Ukip leader Nigel Farage has shot down proposals for the party to levy a "luxury goods tax" on items such as designer shoes and handbags.
Economic spokesman Patrick O'Flynn put forward the idea of a 25% VAT rate for top-end goods, quickly dubbed a "WAG tax", at the Ukip annual party conference in Doncaster.
However, Mr Farage has moved to kill off the idea, saying it was no more than a "discussion point" that "isn't going to happen".
"I am very happy to give the freedom to our spokesmen and spokeswomen to float ideas but I'm pretty certain that while I'm leader that will not be in our manifesto," he said in an interview with BBC1's The Andrew Marr Show to be broadcast today.
"As far as I am concerned it's dead. It was a discussion point yesterday. It isn't going to happen."
It comes after the party's biggest ever conference, during which Conservative b ackbencher Mark Reckless the second Tory MP in a month to defect to Ukip and trigger a by-election by quitting parliament.
Mr Farage also declared that Ukip is "parking our tanks" on Labour's lawn and tearing vast chunks out of its vote, while his colleagues set out a raft of policies including plans to take minimum wage earners out of income tax altogether and abolish inheritance tax.
Ukip chairman Steve Crowther agreed that part of the party's appeal was that it was "shambolic" and did not attempt to be as slick as its rivals.
He told BBC Radio 5 Live's Pienaar's Politics: "My feeling is we have to clearly make clear that we are capable of having ideas and being able to deal with all of the aspects of government that we might be asked to deal with following the next general election, and we do that.
"But if sometimes we are a little bit hard-edged or sometimes we stub our toe, I don't think that's a problem.
"It's part of our brand, frankly, it's part of what Ukip is."
He added: "I haven't said being shambolic is something I wish to boast about."

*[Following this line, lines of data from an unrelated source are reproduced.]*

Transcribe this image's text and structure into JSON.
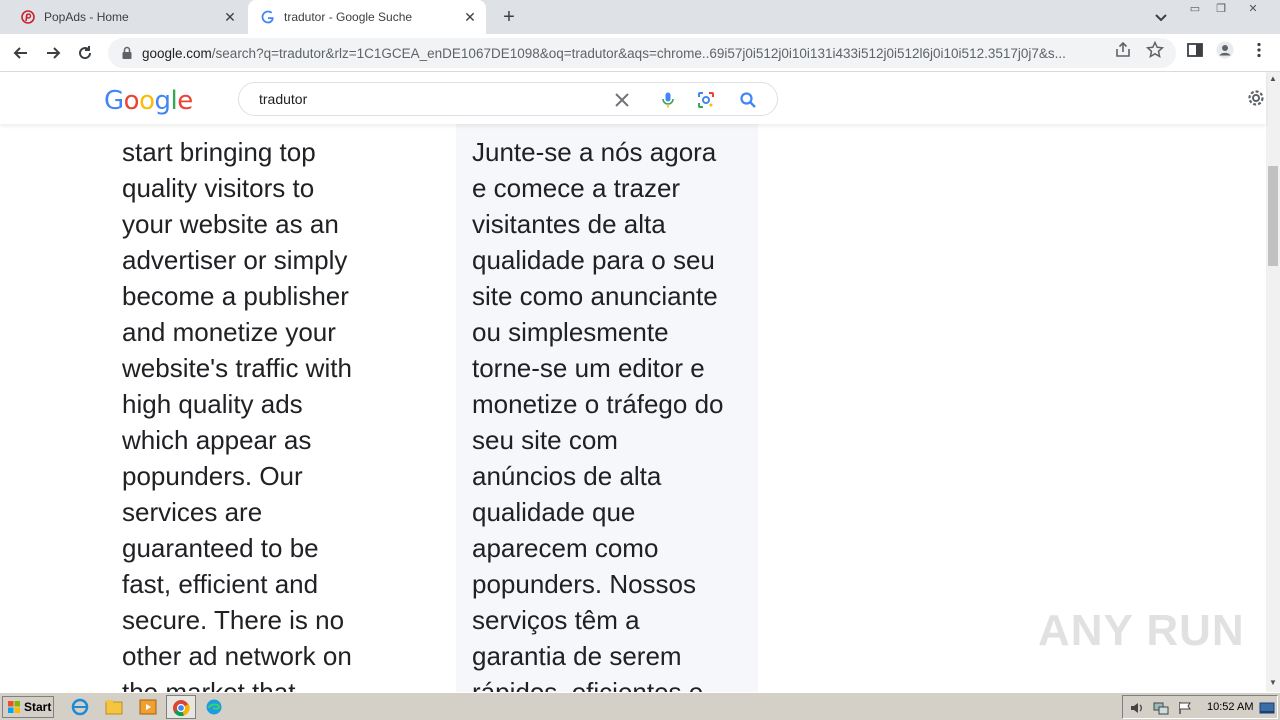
{
  "tabs": [
    {
      "title": "PopAds - Home",
      "active": false
    },
    {
      "title": "tradutor - Google Suche",
      "active": true
    }
  ],
  "address_bar": {
    "domain": "google.com",
    "path": "/search?q=tradutor&rlz=1C1GCEA_enDE1067DE1098&oq=tradutor&aqs=chrome..69i57j0i512j0i10i131i433i512j0i512l6j0i10i512.3517j0j7&s..."
  },
  "google": {
    "logo_text": "Google",
    "query": "tradutor"
  },
  "translation": {
    "source_lines": [
      "start bringing top",
      "quality visitors to",
      "your website as an",
      "advertiser or simply",
      "become a publisher",
      "and monetize your",
      "website's traffic with",
      "high quality ads",
      "which appear as",
      "popunders. Our",
      "services are",
      "guaranteed to be",
      "fast, efficient and",
      "secure. There is no",
      "other ad network on",
      "the market that"
    ],
    "target_lines": [
      "Junte-se a nós agora",
      "e comece a trazer",
      "visitantes de alta",
      "qualidade para o seu",
      "site como anunciante",
      "ou simplesmente",
      "torne-se um editor e",
      "monetize o tráfego do",
      "seu site com",
      "anúncios de alta",
      "qualidade que",
      "aparecem como",
      "popunders. Nossos",
      "serviços têm a",
      "garantia de serem",
      "rápidos, eficientes e"
    ]
  },
  "watermark": "ANY RUN",
  "taskbar": {
    "start_label": "Start",
    "clock": "10:52 AM"
  },
  "colors": {
    "google_blue": "#4285F4",
    "google_red": "#EA4335",
    "google_yellow": "#FBBC05",
    "google_green": "#34A853"
  }
}
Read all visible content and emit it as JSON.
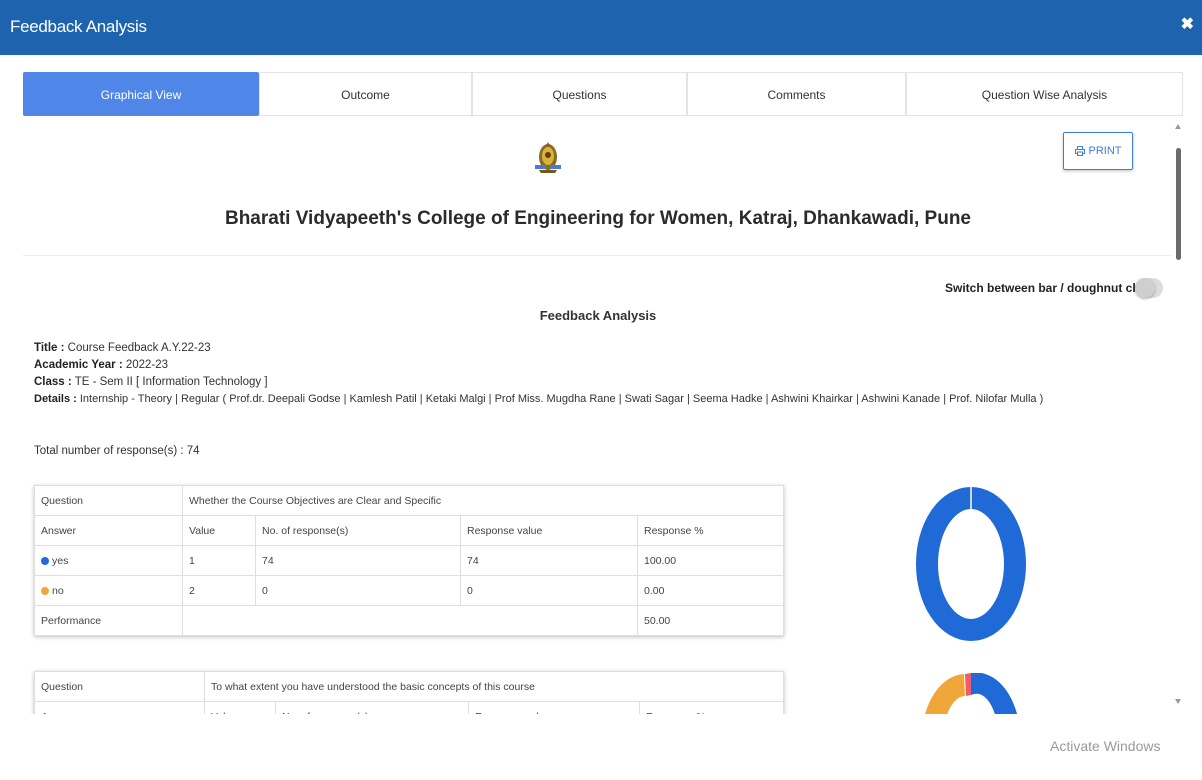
{
  "header": {
    "title": "Feedback Analysis",
    "close": "✖"
  },
  "tabs": [
    {
      "label": "Graphical View",
      "active": true
    },
    {
      "label": "Outcome"
    },
    {
      "label": "Questions"
    },
    {
      "label": "Comments"
    },
    {
      "label": "Question Wise Analysis"
    }
  ],
  "toolbar": {
    "print_label": "PRINT"
  },
  "college": {
    "name": "Bharati Vidyapeeth's College of Engineering for Women, Katraj, Dhankawadi, Pune"
  },
  "chart_switch": {
    "label": "Switch between bar / doughnut chart"
  },
  "section_title": "Feedback Analysis",
  "meta": {
    "title_label": "Title :",
    "title_value": " Course Feedback A.Y.22-23",
    "year_label": "Academic Year :",
    "year_value": " 2022-23",
    "class_label": "Class :",
    "class_value": " TE - Sem II [ Information Technology ]",
    "details_label": "Details :",
    "details_value": " Internship - Theory | Regular ( Prof.dr. Deepali Godse | Kamlesh Patil | Ketaki Malgi | Prof Miss. Mugdha Rane | Swati Sagar | Seema Hadke | Ashwini Khairkar | Ashwini Kanade | Prof. Nilofar Mulla )"
  },
  "total_responses": "Total number of response(s) : 74",
  "table1": {
    "question_label": "Question",
    "question": "Whether the Course Objectives are Clear and Specific",
    "headers": [
      "Answer",
      "Value",
      "No. of response(s)",
      "Response value",
      "Response %"
    ],
    "rows": [
      {
        "answer": "yes",
        "value": "1",
        "responses": "74",
        "response_value": "74",
        "percent": "100.00",
        "color": "#1f6ad6"
      },
      {
        "answer": "no",
        "value": "2",
        "responses": "0",
        "response_value": "0",
        "percent": "0.00",
        "color": "#f0a73a"
      }
    ],
    "performance_label": "Performance",
    "performance_value": "50.00"
  },
  "table2": {
    "question_label": "Question",
    "question": "To what extent you have understood the basic concepts of this course",
    "headers": [
      "Answer",
      "Value",
      "No. of response(s)",
      "Response value",
      "Response %"
    ]
  },
  "colors": {
    "header": "#1e63ad",
    "active_tab": "#4f86e8",
    "yes": "#1f6ad6",
    "no": "#f0a73a",
    "third": "#ef5b6c"
  },
  "watermark": "Activate Windows"
}
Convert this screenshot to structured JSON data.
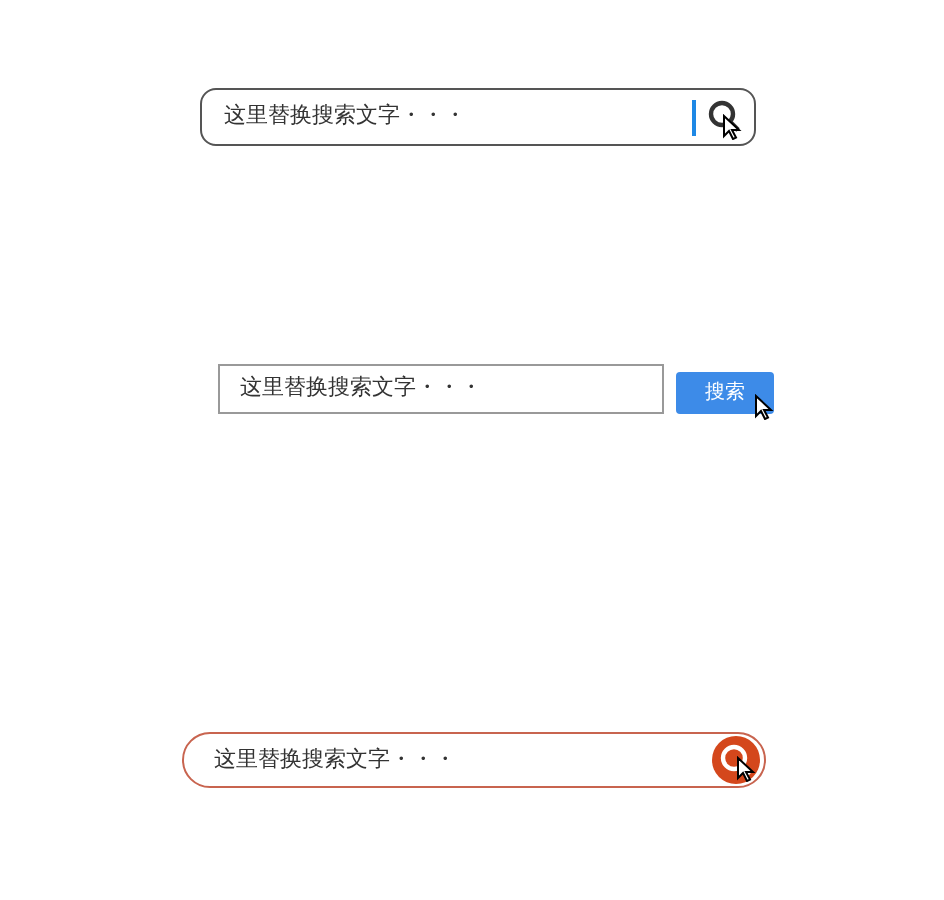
{
  "search_bars": [
    {
      "kind": "outlined",
      "placeholder": "这里替换搜索文字・・・"
    },
    {
      "kind": "button",
      "placeholder": "这里替换搜索文字・・・",
      "button": "搜索"
    },
    {
      "kind": "pill",
      "placeholder": "这里替换搜索文字・・・"
    }
  ]
}
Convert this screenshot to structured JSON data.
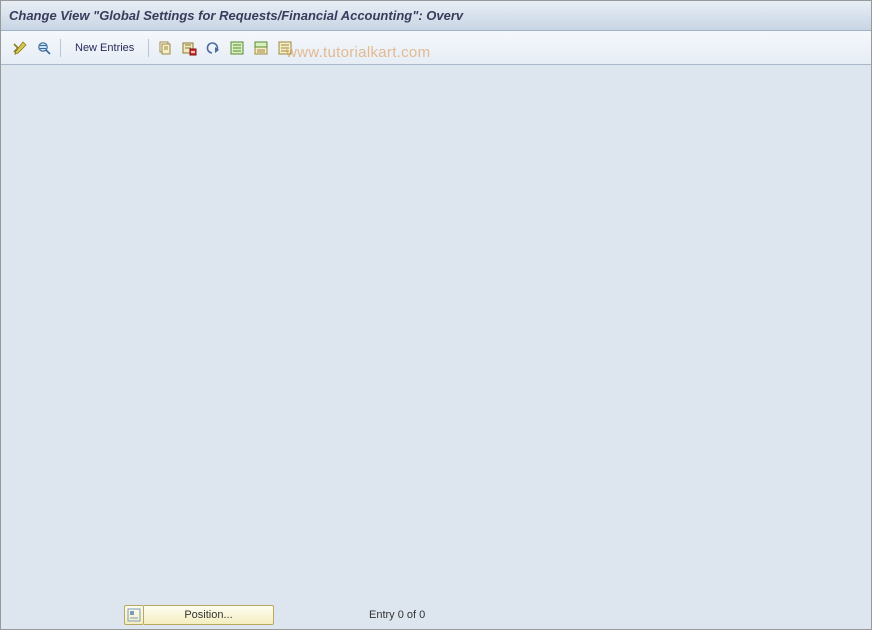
{
  "header": {
    "title": "Change View \"Global Settings for Requests/Financial Accounting\": Overv"
  },
  "toolbar": {
    "new_entries_label": "New Entries",
    "icons": {
      "toggle": "toggle-display-change",
      "detail": "detail-view",
      "copy": "copy-as",
      "delete": "delete",
      "undo": "undo",
      "select_all": "select-all",
      "select_block": "select-block",
      "deselect_all": "deselect-all"
    }
  },
  "watermark": {
    "text": "www.tutorialkart.com"
  },
  "footer": {
    "position_label": "Position...",
    "entry_status": "Entry 0 of 0"
  }
}
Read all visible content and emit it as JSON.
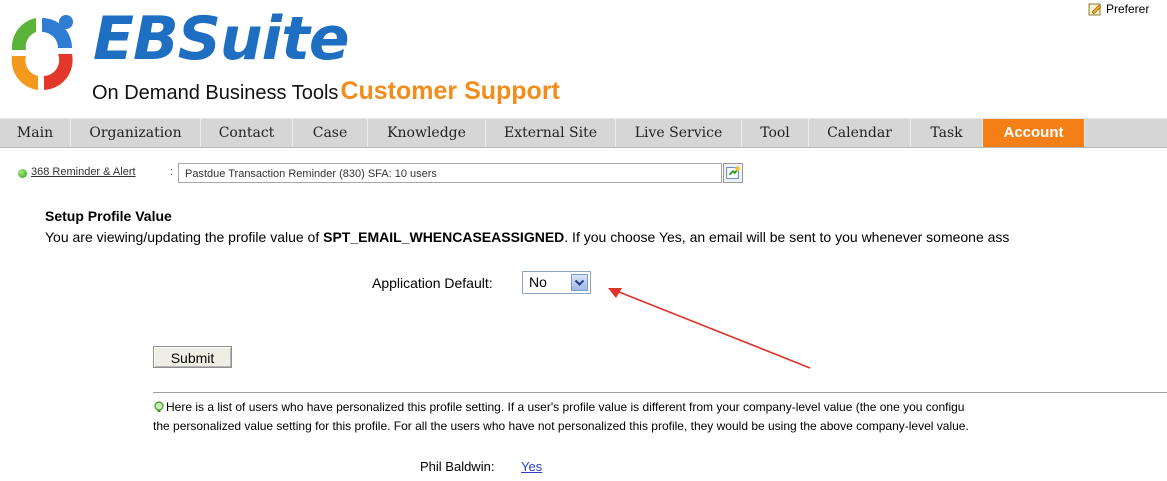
{
  "header": {
    "brand": "EBSuite",
    "tagline": "On Demand Business Tools",
    "product": "Customer Support",
    "preferences_label": "Preferer"
  },
  "nav": {
    "tabs": [
      {
        "label": "Main",
        "active": false
      },
      {
        "label": "Organization",
        "active": false
      },
      {
        "label": "Contact",
        "active": false
      },
      {
        "label": "Case",
        "active": false
      },
      {
        "label": "Knowledge",
        "active": false
      },
      {
        "label": "External Site",
        "active": false
      },
      {
        "label": "Live Service",
        "active": false
      },
      {
        "label": "Tool",
        "active": false
      },
      {
        "label": "Calendar",
        "active": false
      },
      {
        "label": "Task",
        "active": false
      },
      {
        "label": "Account",
        "active": true
      }
    ]
  },
  "reminder": {
    "link": "368 Reminder & Alert",
    "colon": ":",
    "selected": "Pastdue Transaction Reminder (830) SFA: 10 users"
  },
  "profile": {
    "title": "Setup Profile Value",
    "desc_prefix": "You are viewing/updating the profile value of ",
    "profile_name": "SPT_EMAIL_WHENCASEASSIGNED",
    "desc_suffix": ". If you choose Yes, an email will be sent to you whenever someone ass",
    "app_default_label": "Application Default:",
    "app_default_value": "No",
    "submit_label": "Submit"
  },
  "tip": {
    "line1": "Here is a list of users who have personalized this profile setting. If a user's profile value is different from your company-level value (the one you configu",
    "line2": "the personalized value setting for this profile. For all the users who have not personalized this profile, they would be using the above company-level value."
  },
  "users": [
    {
      "name": "Phil Baldwin:",
      "value": "Yes"
    }
  ],
  "colors": {
    "brand_blue": "#1e6fc1",
    "brand_orange": "#f28c1b",
    "active_tab": "#f57f17",
    "nav_bg": "#d6d6d6",
    "annotation_arrow": "#e0312b"
  }
}
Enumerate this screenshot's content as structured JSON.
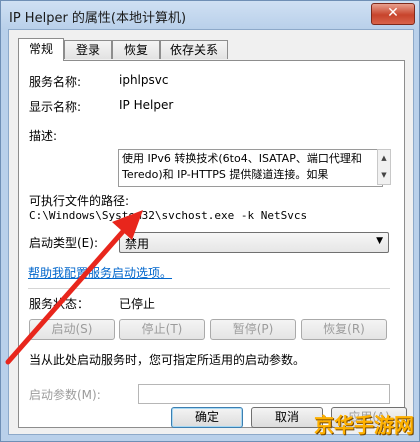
{
  "window": {
    "title": "IP Helper 的属性(本地计算机)",
    "close_glyph": "✕"
  },
  "tabs": [
    {
      "label": "常规",
      "active": true
    },
    {
      "label": "登录",
      "active": false
    },
    {
      "label": "恢复",
      "active": false
    },
    {
      "label": "依存关系",
      "active": false
    }
  ],
  "general": {
    "service_name_label": "服务名称:",
    "service_name_value": "iphlpsvc",
    "display_name_label": "显示名称:",
    "display_name_value": "IP Helper",
    "description_label": "描述:",
    "description_value": "使用 IPv6 转换技术(6to4、ISATAP、端口代理和 Teredo)和 IP-HTTPS 提供隧道连接。如果",
    "exe_path_label": "可执行文件的路径:",
    "exe_path_value": "C:\\Windows\\System32\\svchost.exe -k NetSvcs",
    "startup_type_label": "启动类型(E):",
    "startup_type_value": "禁用",
    "help_link": "帮助我配置服务启动选项。",
    "status_label": "服务状态：",
    "status_value": "已停止",
    "buttons": {
      "start": "启动(S)",
      "stop": "停止(T)",
      "pause": "暂停(P)",
      "resume": "恢复(R)"
    },
    "hint": "当从此处启动服务时，您可指定所适用的启动参数。",
    "params_label": "启动参数(M):",
    "params_value": ""
  },
  "footer": {
    "ok": "确定",
    "cancel": "取消",
    "apply": "应用(A)"
  },
  "watermark": "京华手游网",
  "colors": {
    "arrow": "#e8261c",
    "link": "#0066cc",
    "close": "#c7442c"
  }
}
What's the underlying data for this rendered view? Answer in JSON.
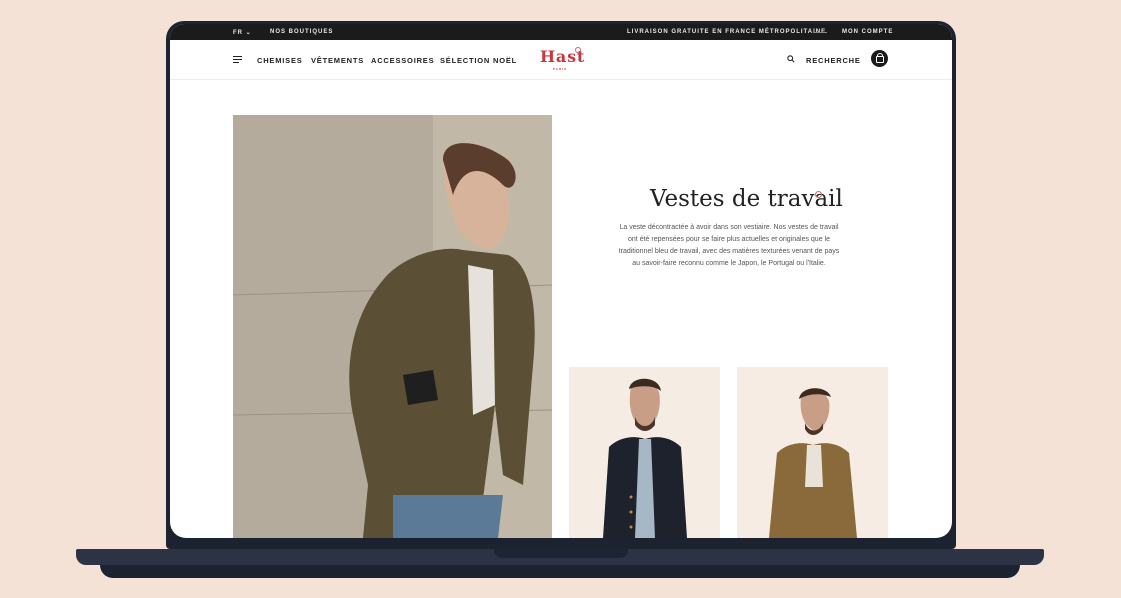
{
  "topbar": {
    "language": "FR",
    "stores": "NOS BOUTIQUES",
    "shipping": "LIVRAISON GRATUITE EN FRANCE MÉTROPOLITAINE",
    "account": "MON COMPTE"
  },
  "nav": {
    "items": [
      "CHEMISES",
      "VÊTEMENTS",
      "ACCESSOIRES",
      "SÉLECTION NOËL"
    ],
    "search_label": "RECHERCHE"
  },
  "logo": {
    "name": "Hast",
    "sub": "PARIS"
  },
  "main": {
    "title": "Vestes de travail",
    "description": "La veste décontractée à avoir dans son vestiaire. Nos vestes de travail ont été repensées pour se faire plus actuelles et originales que le traditionnel bleu de travail, avec des matières texturées venant de pays au savoir-faire reconnu comme le Japon, le Portugal ou l'Italie."
  },
  "colors": {
    "brand_red": "#c9363e",
    "topbar": "#1b1b1b",
    "background": "#f3e2d5"
  }
}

But he continued: "I believe that it is true that Ukip is ... liked by its electorate because it is not always as slick and as polished as the other political parties.
"I think it's very important. It is the slick polish and nothing ever apparently going wrong, that leads to, frankly, torpedoes hitting you below the waterline."